The degree of write wear to a NAND SSD depends partly on the state of data already on the drive, because data is written in pages but erased in blocks. When writing sequential data to a relatively new SSD, data can be efficiently written to successive, free pages on the drive. However, when small blocks of data need to be updated (as in revising documents or numerical values), the old data is read into memory, revised, and then re-written to a new page on the disk. The old page, containing deprecated data, is marked invalid. When free pages are no longer available, those “invalid” pages are freed up for use in a background process called “defragmentation” or “wear leveling.” All existing valid pages in a given block must first be copied to other free locations on the drive so that the original block only contains invalid, deprecated pages. The original block can then be erased to free up space for new data to be written.
Internal NAND housekeeping processes like wear leveling lead to write amplification, where the total internal writes on an SSD are greater than the writes required to simply place new data on the drive. Since every write slightly degrades individual NAND cells, write amplification is a primary cause of wear. Built-in processes help NAND SSDs distribute wear evenly across the drive. But the bottom line is that write-heavy workloads (random writes, in particular) cause NAND SSDs to wear out faster than other input/output (I/O) patterns because they result in greater write amplification.
Good news is SSD drive level endurance is always specified while keeping the worst case random write patterns in mind. For example, when you hear a drive can do one Drive Write per Day, that means you can write at least one full drive worth of data using that random write usage everyday during the drive’s warranty period (typically 5 years).
Head-to-Head Comparison: SSD vs. HDD
When it comes to capacity, SSDs for computers are available in 120GB to 30.72TB capacities, whereas HDDs can go anywhere from 250GB to 20TB. When measuring cost per capacity, HDDs come out on top, but as SSDs drop in price, this will become less of a differentiator for HDDs. However, with SSDs, you get much more work done per server which results in fewer devices deployed to get the same output as an HDD. The result? SSDs have a lower TCO (total cost of ownership).

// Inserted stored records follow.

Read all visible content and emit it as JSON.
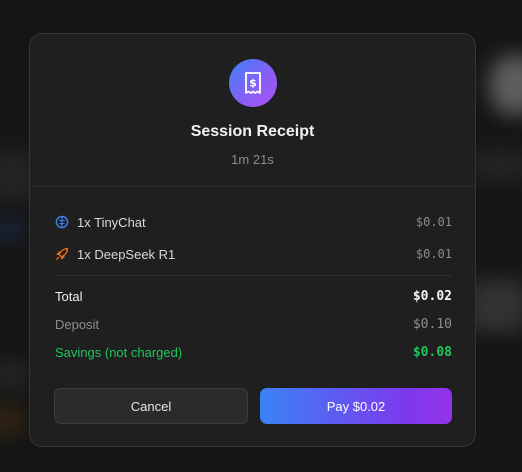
{
  "receipt": {
    "title": "Session Receipt",
    "duration": "1m 21s",
    "items": [
      {
        "label": "1x TinyChat",
        "price": "$0.01",
        "icon": "brain-icon",
        "icon_color": "#3b82f6"
      },
      {
        "label": "1x DeepSeek R1",
        "price": "$0.01",
        "icon": "rocket-icon",
        "icon_color": "#f97316"
      }
    ],
    "summary": {
      "total_label": "Total",
      "total_value": "$0.02",
      "deposit_label": "Deposit",
      "deposit_value": "$0.10",
      "savings_label": "Savings (not charged)",
      "savings_value": "$0.08"
    },
    "buttons": {
      "cancel": "Cancel",
      "pay": "Pay $0.02"
    }
  },
  "colors": {
    "accent_blue": "#3b82f6",
    "accent_purple": "#9333ea",
    "savings_green": "#22c55e",
    "modal_bg": "#1f1f1f"
  }
}
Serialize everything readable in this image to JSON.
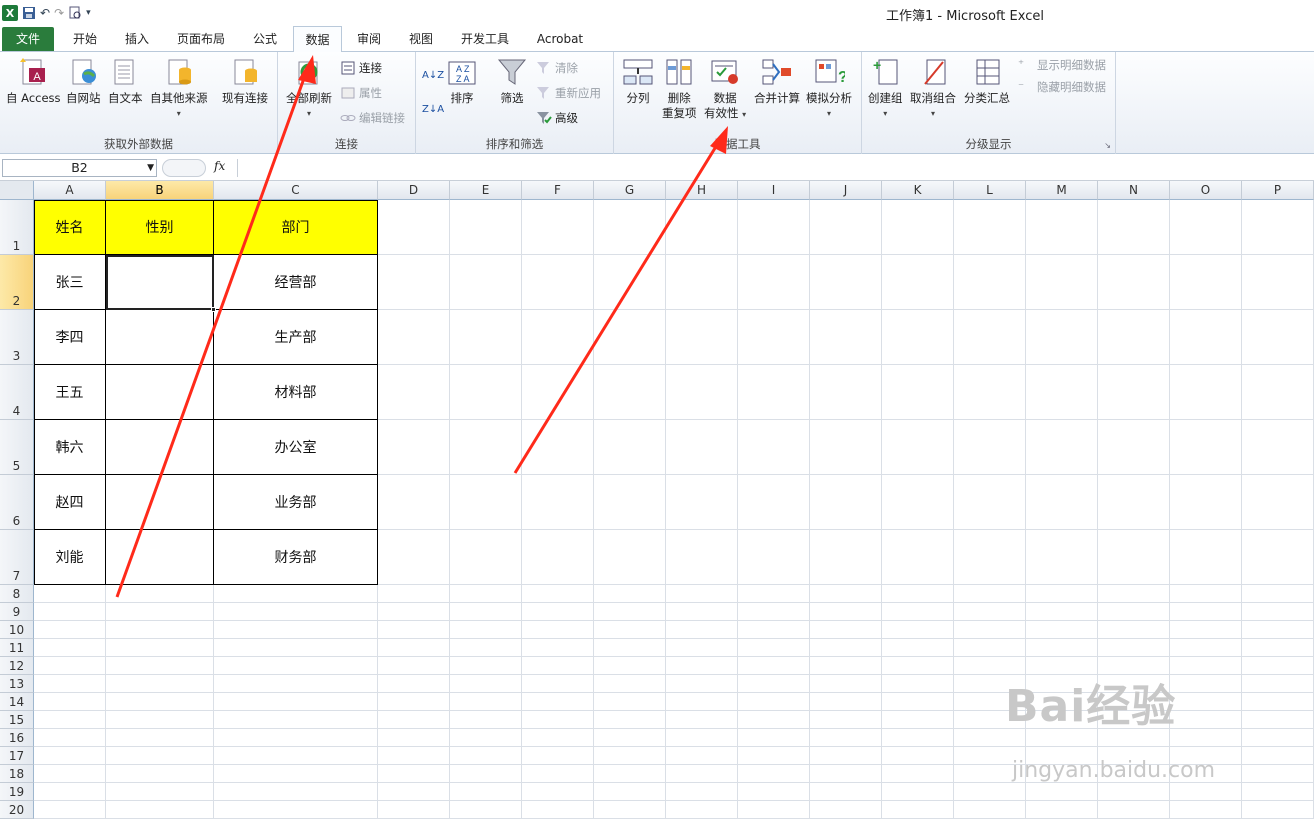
{
  "title": "工作簿1 - Microsoft Excel",
  "qat": {
    "logo": "X",
    "save": "save-icon",
    "undo": "↶",
    "redo": "↷"
  },
  "tabs": [
    "文件",
    "开始",
    "插入",
    "页面布局",
    "公式",
    "数据",
    "审阅",
    "视图",
    "开发工具",
    "Acrobat"
  ],
  "active_tab": "数据",
  "ribbon": {
    "get_external": {
      "label": "获取外部数据",
      "access": "自 Access",
      "web": "自网站",
      "text": "自文本",
      "other": "自其他来源",
      "existing": "现有连接"
    },
    "connections": {
      "label": "连接",
      "refresh_all": "全部刷新",
      "connections": "连接",
      "properties": "属性",
      "edit_links": "编辑链接"
    },
    "sort_filter": {
      "label": "排序和筛选",
      "sort": "排序",
      "filter": "筛选",
      "clear": "清除",
      "reapply": "重新应用",
      "advanced": "高级"
    },
    "data_tools": {
      "label": "数据工具",
      "text_to_columns": "分列",
      "remove_dup_1": "删除",
      "remove_dup_2": "重复项",
      "validation_1": "数据",
      "validation_2": "有效性",
      "consolidate": "合并计算",
      "what_if": "模拟分析"
    },
    "outline": {
      "label": "分级显示",
      "group": "创建组",
      "ungroup": "取消组合",
      "subtotal": "分类汇总",
      "show_detail": "显示明细数据",
      "hide_detail": "隐藏明细数据"
    }
  },
  "formula_bar": {
    "name_box": "B2",
    "fx": "fx",
    "value": ""
  },
  "columns": [
    "A",
    "B",
    "C",
    "D",
    "E",
    "F",
    "G",
    "H",
    "I",
    "J",
    "K",
    "L",
    "M",
    "N",
    "O",
    "P"
  ],
  "rows": [
    "1",
    "2",
    "3",
    "4",
    "5",
    "6",
    "7",
    "8",
    "9",
    "10",
    "11",
    "12",
    "13",
    "14",
    "15",
    "16",
    "17",
    "18",
    "19",
    "20"
  ],
  "table": {
    "headers": [
      "姓名",
      "性别",
      "部门"
    ],
    "rows": [
      [
        "张三",
        "",
        "经营部"
      ],
      [
        "李四",
        "",
        "生产部"
      ],
      [
        "王五",
        "",
        "材料部"
      ],
      [
        "韩六",
        "",
        "办公室"
      ],
      [
        "赵四",
        "",
        "业务部"
      ],
      [
        "刘能",
        "",
        "财务部"
      ]
    ]
  },
  "watermark": {
    "main": "Bai经验",
    "sub": "jingyan.baidu.com"
  },
  "colors": {
    "header_fill": "#ffff00",
    "arrow": "#ff2a1a",
    "file_tab": "#2a7c3c"
  }
}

Reliability is defined as whether data is stored as intended, in an uncorrupted state. SSDs in general are more reliable than HDDs, which again is a function of having no moving parts. That’s because without movement, SSDs aren’t affected by vibration or related thermal issues.
SSDs commonly use less power and result in longer battery life because data access is much faster and the device is idle more often. With their spinning disks, HDDs require more power when they start up than SSDs.
SSD Cost Savings over HDDs
It is well understood that SSDs perform significantly better than HDDs. Almost as well understood is the reliability advantage of SSDs. Given these intrinsic advantages, SSDs do not need replication for performance, and they generally require much less replication for reliability. Higher SSD performance also lends itself to much more efficient data-reduction methods than HDDs. Data reduction is the ratio of host data stored to physical storage required; a 50 percent ratio would be equivalent to a 2:1 data-reduction ratio. Because data reduction allows the user to store more data than is on the physical hardware, the resulting effective capacity is increased. Compression and deduplication technologies can greatly decrease the required raw storage capacity needed to meet a “usable capacity” requirement.
Modern algorithms are optimized for SSDs, taking advantage of their performance to enable a high data-reduction ratio (DRR) while delivering high application performance. For example, the Zstandard compression algorithm from Facebook achieves compress and decompress speeds much faster than HDDs can read/write, thus allowing the use of the algorithms on SSDs in real time.2 Another example is VMware vSAN, where compression and deduplication are only offered in all-flash configurations.